When he is done speaking, a teacher from Minneapolis comes up to say, “I commend you for the courage to shut your office and for the courage to be different.” [Ed.: “The courage to shut his office…” Sounds like a campaign slogan!] In politics, however, being different can be risky. Except for West Virginia Sen. Robert Byrd [Ed.: With friends like that…], few Democrats have come to his aid. With his friends leery, it is no surprise his opponents smell blood and have seized the issue to soften him up for 2006, when he will be up for reelection.
The same kind of gutter talk aimed at him has been aimed at other Democrats in recent years, he says, including Senate colleagues John Kerry and the late Paul Wellstone. His attackers, he says, accuse him of what they fear in themselves.
“They don’t see me,” he says. “They don’t know me. There’s a Zen saying: ‘If a pickpocket sees the Buddha, all he sees is pockets.’ They are reflecting themselves with their verbiage. They are just sewer rats who have never done anything themselves or won anything themselves, and they just want to put a notch on their belt. They want to destroy me in order to defeat me. In some places, they assassinate leaders, but here they don’t want to go to prison, so they character-assassinate their leaders.”
Coleman then quotes Dayton addressing the question of his mental balance, but it is not clear if this is in response to Coleman’s question or part of his talk to the teachers’ union:
As to insinuations about his mental health that surfaced in his 2000 campaign and have returned with the storm over his office closing, Dayton says:

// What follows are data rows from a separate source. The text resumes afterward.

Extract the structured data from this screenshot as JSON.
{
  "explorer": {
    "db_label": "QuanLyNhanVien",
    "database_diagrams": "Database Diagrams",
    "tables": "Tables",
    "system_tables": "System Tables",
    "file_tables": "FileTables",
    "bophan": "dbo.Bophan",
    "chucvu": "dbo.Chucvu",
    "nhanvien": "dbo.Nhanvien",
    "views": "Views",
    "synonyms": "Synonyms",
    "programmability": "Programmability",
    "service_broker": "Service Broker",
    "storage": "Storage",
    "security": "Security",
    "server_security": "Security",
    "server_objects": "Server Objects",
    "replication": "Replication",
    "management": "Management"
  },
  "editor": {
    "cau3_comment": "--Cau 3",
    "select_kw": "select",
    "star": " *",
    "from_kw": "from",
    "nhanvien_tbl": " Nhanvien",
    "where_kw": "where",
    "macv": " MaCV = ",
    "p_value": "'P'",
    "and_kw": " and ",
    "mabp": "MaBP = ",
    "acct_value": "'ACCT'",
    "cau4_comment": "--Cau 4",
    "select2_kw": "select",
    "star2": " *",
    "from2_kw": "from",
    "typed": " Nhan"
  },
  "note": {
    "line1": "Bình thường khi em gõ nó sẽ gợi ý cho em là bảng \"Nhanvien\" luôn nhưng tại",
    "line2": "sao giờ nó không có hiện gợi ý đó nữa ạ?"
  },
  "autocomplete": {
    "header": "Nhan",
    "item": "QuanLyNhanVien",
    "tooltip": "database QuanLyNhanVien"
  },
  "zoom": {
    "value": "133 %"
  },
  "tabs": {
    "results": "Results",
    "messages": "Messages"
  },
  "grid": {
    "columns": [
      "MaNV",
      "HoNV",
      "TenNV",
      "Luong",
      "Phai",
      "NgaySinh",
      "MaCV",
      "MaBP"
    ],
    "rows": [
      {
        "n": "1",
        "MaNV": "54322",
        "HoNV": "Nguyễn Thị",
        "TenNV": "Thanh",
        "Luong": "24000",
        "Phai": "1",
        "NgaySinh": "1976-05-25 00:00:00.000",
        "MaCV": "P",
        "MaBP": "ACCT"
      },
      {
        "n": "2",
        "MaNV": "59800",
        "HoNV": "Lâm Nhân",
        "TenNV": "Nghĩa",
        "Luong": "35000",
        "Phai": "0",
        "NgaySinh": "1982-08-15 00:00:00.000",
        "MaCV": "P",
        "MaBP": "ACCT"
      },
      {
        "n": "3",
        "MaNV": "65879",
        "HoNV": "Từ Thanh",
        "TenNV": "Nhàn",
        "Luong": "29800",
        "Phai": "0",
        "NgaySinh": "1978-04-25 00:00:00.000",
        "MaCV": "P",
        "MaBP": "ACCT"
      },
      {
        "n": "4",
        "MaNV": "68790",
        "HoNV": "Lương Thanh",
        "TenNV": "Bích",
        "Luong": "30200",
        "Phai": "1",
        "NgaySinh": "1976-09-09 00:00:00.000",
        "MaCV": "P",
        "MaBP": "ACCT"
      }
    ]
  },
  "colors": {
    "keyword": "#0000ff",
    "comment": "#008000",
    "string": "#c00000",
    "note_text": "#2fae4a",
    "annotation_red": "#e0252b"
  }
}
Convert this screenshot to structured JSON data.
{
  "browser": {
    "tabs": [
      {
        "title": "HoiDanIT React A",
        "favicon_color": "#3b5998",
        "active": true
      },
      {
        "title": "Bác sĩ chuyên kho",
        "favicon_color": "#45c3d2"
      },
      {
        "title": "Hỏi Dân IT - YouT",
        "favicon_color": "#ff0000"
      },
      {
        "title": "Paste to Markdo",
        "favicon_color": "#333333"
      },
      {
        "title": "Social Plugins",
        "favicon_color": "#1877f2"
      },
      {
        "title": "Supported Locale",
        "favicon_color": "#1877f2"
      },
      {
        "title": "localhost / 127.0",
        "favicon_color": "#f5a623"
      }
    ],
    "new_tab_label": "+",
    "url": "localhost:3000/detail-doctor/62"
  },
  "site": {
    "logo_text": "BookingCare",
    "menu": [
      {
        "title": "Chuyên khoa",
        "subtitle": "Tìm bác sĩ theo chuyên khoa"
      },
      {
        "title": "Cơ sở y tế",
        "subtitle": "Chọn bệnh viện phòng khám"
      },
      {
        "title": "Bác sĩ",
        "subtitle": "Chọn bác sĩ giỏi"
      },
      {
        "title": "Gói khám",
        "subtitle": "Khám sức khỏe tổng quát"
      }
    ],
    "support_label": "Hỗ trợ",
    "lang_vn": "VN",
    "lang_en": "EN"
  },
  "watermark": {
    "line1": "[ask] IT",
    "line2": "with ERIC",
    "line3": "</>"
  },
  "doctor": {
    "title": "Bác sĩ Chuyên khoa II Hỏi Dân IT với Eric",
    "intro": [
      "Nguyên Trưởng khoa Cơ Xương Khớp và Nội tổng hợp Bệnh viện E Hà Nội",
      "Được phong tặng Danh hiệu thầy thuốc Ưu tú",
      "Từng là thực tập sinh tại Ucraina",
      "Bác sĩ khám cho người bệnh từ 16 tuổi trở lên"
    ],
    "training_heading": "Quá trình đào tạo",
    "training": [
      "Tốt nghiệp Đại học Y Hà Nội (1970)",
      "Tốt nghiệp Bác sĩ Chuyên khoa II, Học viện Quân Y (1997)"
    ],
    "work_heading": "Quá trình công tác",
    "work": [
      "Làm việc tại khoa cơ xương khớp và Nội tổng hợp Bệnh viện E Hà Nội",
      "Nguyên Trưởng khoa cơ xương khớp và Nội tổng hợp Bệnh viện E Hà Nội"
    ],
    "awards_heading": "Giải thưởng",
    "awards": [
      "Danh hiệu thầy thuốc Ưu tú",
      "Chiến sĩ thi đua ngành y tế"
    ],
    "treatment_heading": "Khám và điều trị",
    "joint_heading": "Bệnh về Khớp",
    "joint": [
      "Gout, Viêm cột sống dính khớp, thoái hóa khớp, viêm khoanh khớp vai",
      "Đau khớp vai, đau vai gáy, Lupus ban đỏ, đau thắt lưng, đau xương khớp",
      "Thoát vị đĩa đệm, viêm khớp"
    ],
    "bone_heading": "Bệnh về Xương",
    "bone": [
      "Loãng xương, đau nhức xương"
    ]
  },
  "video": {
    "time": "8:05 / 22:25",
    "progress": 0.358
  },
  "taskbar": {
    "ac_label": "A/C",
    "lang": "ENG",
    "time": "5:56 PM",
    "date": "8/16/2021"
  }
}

“I’m 57, I know myself pretty well, and I know I’m a lot healthier than most politicians I’m around. I’ve never been arrested; I’ve never acted irresponsibly or inappropriately. I’ve talked freely about my two divorces and my recovery from alcoholism, but don’t owe my personal medical history to anyone. [Ed.: We brought the subject up after he volunteered it to us in his annual Christmas card.] I’m not running for president. [Ed.: Does that mean Dayton thinks John Kerry owes us his medical records?] I’ve been in public service for three decades, and I’ve performed honestly and honorably, and I’ve never disgraced the public cause [Ed.: I think we’ll be the judge of that], and I’ll stand on that record.
“That’s what people are entitled to from me.”
Coleman returns to Dayton’s address to the Rotarians:
“It should be considered unpatriotic,” he says, “to brag at the country club about not paying taxes.” [Ed.: Who the hell is he talking about? Mr. Kerry and Mrs. Heinz?]
The Rotarians listen respectfully, then brace themselves when he finally is asked why he closed his office.
He explains that, given the terror briefing he attended, he could not let his staff remain in Washington while he and the rest of Congress were back home, politicking. It would be immoral and cowardly for him to leave “other people’s sons and daughters” at risk while he was safe at home.
“I pray to God I’m wrong,” he says. “I probably am.” [Ed.: And not just about that!]
The Rotarians relax and seem reassured that their senator is not from another planet.
Somehow we don’t entirely credit Coleman’s interpretation of the Rotarians’ response to Dayton. Indeed, Coleman’s spin suggests why we describe Coleman as a reliably partisan hack. We trust that Dayton’s comments will help Minnesotans give Dayton “the courage to shut his office” on a permanent basis when he stands for reelection in 2006.